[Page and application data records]

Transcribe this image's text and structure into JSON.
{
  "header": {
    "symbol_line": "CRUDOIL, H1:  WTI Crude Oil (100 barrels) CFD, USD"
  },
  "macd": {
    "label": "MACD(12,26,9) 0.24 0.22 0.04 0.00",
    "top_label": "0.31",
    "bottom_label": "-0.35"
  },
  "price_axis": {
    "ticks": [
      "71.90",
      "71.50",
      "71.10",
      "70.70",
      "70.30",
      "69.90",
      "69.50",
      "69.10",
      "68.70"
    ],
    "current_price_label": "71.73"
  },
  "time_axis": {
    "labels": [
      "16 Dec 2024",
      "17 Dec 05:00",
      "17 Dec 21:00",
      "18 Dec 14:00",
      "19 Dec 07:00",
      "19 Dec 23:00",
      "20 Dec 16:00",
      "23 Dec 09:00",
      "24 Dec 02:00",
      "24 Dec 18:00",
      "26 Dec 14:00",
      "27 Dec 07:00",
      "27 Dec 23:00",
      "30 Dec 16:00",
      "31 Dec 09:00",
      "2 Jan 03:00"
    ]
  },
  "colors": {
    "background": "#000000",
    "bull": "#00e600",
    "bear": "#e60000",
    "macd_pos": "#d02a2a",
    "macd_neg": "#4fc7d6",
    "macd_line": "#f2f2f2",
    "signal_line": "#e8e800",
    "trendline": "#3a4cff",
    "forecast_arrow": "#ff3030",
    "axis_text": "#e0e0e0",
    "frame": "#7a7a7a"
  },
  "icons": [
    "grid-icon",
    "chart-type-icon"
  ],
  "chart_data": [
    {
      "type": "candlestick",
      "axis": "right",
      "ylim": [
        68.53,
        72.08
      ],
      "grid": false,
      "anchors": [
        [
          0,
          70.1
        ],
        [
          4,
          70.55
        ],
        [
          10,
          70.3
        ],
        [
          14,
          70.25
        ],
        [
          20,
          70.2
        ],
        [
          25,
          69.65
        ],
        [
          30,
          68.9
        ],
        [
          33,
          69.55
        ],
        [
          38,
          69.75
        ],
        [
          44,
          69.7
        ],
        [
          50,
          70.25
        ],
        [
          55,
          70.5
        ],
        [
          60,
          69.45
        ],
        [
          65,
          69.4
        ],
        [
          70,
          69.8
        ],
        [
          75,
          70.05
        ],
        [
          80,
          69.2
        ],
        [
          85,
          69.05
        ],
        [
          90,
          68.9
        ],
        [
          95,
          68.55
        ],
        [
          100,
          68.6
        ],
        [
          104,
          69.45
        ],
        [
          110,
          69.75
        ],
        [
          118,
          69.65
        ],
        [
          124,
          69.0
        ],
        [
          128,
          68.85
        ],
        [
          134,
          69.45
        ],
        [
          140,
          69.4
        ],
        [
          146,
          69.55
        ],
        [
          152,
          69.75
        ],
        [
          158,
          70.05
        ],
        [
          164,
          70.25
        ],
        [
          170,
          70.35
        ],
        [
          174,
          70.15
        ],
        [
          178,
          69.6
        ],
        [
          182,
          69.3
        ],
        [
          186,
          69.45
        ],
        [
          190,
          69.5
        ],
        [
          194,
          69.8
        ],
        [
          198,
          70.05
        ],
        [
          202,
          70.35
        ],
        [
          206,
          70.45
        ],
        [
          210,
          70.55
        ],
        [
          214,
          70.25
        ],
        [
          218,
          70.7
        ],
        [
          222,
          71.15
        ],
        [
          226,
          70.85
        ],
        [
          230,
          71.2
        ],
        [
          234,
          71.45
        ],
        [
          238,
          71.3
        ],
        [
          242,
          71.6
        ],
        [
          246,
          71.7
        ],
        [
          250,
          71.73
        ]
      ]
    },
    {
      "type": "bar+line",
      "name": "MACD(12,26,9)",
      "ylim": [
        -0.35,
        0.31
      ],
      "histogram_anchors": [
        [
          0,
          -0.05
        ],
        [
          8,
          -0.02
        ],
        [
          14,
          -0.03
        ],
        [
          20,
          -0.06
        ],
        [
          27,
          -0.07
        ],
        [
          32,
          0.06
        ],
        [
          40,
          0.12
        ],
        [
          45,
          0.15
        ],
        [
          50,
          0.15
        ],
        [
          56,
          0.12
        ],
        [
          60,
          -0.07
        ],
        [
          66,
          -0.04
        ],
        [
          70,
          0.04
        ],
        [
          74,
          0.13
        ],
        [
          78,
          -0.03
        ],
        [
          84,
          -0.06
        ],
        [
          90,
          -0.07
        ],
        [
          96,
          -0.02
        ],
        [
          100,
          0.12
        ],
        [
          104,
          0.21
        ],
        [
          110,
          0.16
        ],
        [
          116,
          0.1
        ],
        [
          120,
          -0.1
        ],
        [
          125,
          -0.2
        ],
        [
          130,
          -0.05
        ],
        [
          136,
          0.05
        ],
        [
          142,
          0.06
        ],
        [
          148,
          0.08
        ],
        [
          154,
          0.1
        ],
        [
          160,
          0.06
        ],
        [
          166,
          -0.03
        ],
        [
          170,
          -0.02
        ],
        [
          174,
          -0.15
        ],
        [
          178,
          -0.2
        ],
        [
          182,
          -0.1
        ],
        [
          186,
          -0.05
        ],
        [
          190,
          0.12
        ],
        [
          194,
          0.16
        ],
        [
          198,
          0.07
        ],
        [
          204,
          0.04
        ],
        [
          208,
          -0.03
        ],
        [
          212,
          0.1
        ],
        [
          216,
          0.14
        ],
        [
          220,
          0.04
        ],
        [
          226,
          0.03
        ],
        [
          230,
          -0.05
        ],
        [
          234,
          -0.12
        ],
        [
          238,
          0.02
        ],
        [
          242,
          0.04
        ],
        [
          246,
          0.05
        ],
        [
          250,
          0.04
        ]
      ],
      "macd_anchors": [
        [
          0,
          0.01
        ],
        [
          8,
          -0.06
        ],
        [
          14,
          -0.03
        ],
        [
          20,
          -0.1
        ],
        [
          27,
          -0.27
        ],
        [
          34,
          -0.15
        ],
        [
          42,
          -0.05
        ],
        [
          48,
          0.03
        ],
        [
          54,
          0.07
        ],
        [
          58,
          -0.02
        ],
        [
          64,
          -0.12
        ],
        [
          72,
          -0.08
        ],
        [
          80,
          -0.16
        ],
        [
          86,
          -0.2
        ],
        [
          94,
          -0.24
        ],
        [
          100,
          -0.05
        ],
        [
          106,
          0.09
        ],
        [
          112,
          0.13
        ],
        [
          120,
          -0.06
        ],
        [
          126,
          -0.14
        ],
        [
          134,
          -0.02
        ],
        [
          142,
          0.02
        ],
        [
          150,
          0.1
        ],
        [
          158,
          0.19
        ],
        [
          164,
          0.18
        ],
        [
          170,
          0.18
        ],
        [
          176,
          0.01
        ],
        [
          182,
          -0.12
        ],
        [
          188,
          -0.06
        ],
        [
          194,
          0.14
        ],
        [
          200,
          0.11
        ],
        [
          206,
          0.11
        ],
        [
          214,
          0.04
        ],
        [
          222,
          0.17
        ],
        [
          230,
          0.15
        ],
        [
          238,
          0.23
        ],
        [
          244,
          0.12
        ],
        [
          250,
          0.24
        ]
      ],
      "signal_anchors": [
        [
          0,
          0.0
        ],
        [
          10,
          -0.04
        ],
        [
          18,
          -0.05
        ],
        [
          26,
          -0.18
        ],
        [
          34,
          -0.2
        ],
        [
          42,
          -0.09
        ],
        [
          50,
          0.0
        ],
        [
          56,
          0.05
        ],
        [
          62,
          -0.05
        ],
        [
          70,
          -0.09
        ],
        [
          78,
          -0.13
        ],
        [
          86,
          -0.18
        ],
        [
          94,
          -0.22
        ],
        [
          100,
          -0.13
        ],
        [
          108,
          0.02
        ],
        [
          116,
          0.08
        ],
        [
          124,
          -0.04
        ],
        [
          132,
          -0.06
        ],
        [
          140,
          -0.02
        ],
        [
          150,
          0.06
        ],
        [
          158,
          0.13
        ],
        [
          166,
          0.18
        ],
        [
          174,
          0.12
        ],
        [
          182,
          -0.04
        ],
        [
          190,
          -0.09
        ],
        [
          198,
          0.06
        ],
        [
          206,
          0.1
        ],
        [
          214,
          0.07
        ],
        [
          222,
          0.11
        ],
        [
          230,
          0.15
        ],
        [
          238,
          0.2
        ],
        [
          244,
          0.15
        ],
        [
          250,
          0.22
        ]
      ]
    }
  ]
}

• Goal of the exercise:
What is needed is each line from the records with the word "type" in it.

• Written reply:
    "chart-type-icon"
      "type": "candlestick",
      "type": "bar+line",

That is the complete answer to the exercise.